As the coronavirus outbreak claims lives, jobs and mental health, Americans are asking big questions about the post-pandemic world. Will we work from home more? Will it be safe to travel? To go to theaters and restaurants and gyms? Should I finally get around to writing my will?
But just as important are the shifts for businesses and financial markets. The coronavirus trauma will remake everything from national productivity to how much Americans participate in the stock market DJIA, -0.39% and how much they stash under the mattress. The post-pandemic world will be both jarring and, analysts say, a natural continuation of trends that began in the wake of the 2008 financial crisis.
“The episode was a reminder that the world is not as safe a place as we thought it was,” said Karen Dynan, a Harvard economics professor who served as assistant secretary for economic policy and chief economist at the U.S. Treasury Department from 2014 to 2017.
Dynan and others see an uneasy future landscape: gun-shy U.S. consumers, an even more activist Federal Reserve and businesses that may have to work harder to convince investors of their value.
Their thoughts follow:
Consumers will turn protectionist
In past periods of high uncertainty, American households have increased precautionary saving, “trying to build up financial buffers as a protection against a blow to their income. I think it’s quite likely that saving is going to remain high for many people,” Dynan said in an interview.
The trauma of the coronavirus episode will likely cut more deeply than that, though. It will likely amplify trends that started after the 2008 financial crisis, Dynan thinks. That experience caused Americans to lose trust in institutions and experts, she said.

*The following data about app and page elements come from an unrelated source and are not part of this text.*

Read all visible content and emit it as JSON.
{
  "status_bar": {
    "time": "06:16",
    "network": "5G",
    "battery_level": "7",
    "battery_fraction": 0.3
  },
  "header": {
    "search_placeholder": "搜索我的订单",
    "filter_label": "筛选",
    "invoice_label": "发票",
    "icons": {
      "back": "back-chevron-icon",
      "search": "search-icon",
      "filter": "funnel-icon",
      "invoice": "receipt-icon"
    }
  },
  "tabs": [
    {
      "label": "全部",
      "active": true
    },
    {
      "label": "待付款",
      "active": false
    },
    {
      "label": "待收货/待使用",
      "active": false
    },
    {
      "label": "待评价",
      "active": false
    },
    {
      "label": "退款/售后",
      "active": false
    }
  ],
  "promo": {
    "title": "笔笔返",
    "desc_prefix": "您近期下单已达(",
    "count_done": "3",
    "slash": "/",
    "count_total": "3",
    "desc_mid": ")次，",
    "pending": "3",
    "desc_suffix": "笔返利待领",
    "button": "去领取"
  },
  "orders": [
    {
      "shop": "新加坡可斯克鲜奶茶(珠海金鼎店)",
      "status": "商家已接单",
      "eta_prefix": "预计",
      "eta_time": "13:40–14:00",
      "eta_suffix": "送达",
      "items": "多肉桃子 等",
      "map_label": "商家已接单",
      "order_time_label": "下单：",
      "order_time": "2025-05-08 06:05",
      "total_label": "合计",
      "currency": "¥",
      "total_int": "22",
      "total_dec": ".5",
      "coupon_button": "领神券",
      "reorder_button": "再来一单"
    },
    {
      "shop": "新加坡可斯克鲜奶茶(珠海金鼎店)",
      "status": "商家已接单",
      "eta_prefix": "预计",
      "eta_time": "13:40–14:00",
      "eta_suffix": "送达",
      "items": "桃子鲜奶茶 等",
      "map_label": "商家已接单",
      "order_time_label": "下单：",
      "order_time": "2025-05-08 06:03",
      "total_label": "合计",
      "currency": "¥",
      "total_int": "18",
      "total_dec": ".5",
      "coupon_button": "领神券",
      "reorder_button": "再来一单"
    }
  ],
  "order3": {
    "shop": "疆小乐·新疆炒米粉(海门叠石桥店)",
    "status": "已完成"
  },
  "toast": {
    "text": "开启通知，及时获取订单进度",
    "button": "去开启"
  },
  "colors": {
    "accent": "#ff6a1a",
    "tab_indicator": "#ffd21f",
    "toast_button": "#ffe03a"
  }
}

“The economy was weak for a long time and the rebound came more slowly for the typical person. It’s not surprising, then, that the typical person is asking whether the financial system and the people who regulate it really have their best interest in mind. I’m a former regulator, and I can understand why some people feel they’ve been ill-served.”
Labor will get a smaller piece of the pie
Steve Blitz, chief U.S. economist for TS Lombard, thinks it won’t just be consumers ramping up their precautionary saving, but firms will adjust behavior as well. And that means relying less on workers.
“I think we’re going to get much more capital investment activity in processes replacing labor because if I’m faced with a pandemic and losing workers, I have to shut down my shop,” Blitz told MarketWatch.
That idea, Blitz acknowledges, is an “acceleration” of a trend that’s gone on over the past decade or so, also hastened by fallout from the U.S.-China trade war that will redraw supply chains. “If, instead of relying on a plant in Wuhan, I can put a plant in Idaho with no workers, and the cost is the same, why not?” Blitz said.
American commerce won’t be as dynamic
As millions of Americans hunker down, we’re likely to see “a major interruption in innovation and new ideas. Research will slow to a crawl as thousands of companies shut down and then cope with their own revenue decline. That stretch of lost innovation will reduce the nation’s future productivity growth,” wrote Stanford professor Nicholas Bloom, whose field of study is “uncertainty shocks,” in a recent blog post.
Dynan agrees: “People will be more cautious about starting up a small business,” she said.
A more all-powerful Fed…
Blitz worries that some of the normal dynamism — the ups and the downs — of the free market may be a victim of the desire of the central bank to cushion the economy as much as possible.
“I worry that we’ll live in a world where the capital markets are able to display prices only in a range deemed appropriate by the Fed,” he said.
Some of that behavior is already emerging, and ruffling feathers. “What’s the Fed’s purpose in buying non-investment grade debt?” asked long-time investor Howard Marks in early April. “Does it want to make sure all companies are able to borrow, regardless of their fundamentals? Does it want to protect bondholders from losses, and even mark-to-market declines? Who’ll do the buying for the government and make sure the purchase prices aren’t too high and defaulting issuers are avoided (or doesn’t anyone care)?”
…or maybe not
The story of the past two decades, since the dot-com bust and financial crisis, has been “corporate price-earnings ratios had no link to reality,” Blitz said. “It was the Fed creating price-earnings multiples. The Fed’s ability to create asset inflation is going to be more limited than in the last recovery because people are going to hold more cash.”
Investors who are brave enough to venture back into the stock market will go back to basics: evaluating equities on underlying fundamentals. “We just won’t have the froth created by the Fed,” Blitz said.
And not everyone will be tempted, Dynan said. Past research has shown people become more reluctant to make risky investments after living through a period of volatility or low returns in the financial markets, she noted, while studies have also shown that immigrants who grew up in countries that have experienced banking crises shy away from the banking system.
Now, the “lower for longer” environment we entered after the 2008 financial crisis may be better described as “lower forever.” With interest rates near zero TMUBMUSD10Y, 0.606% and households more attuned to the risks of financial markets than before, “the relative appeal of just sitting on cash” is higher, Dynan said.
“Risk was controlled by the Fed,” Blitz said. “Now we know there are massive risks over which the Fed has no control. It can mitigate the risk but it can’t control it.”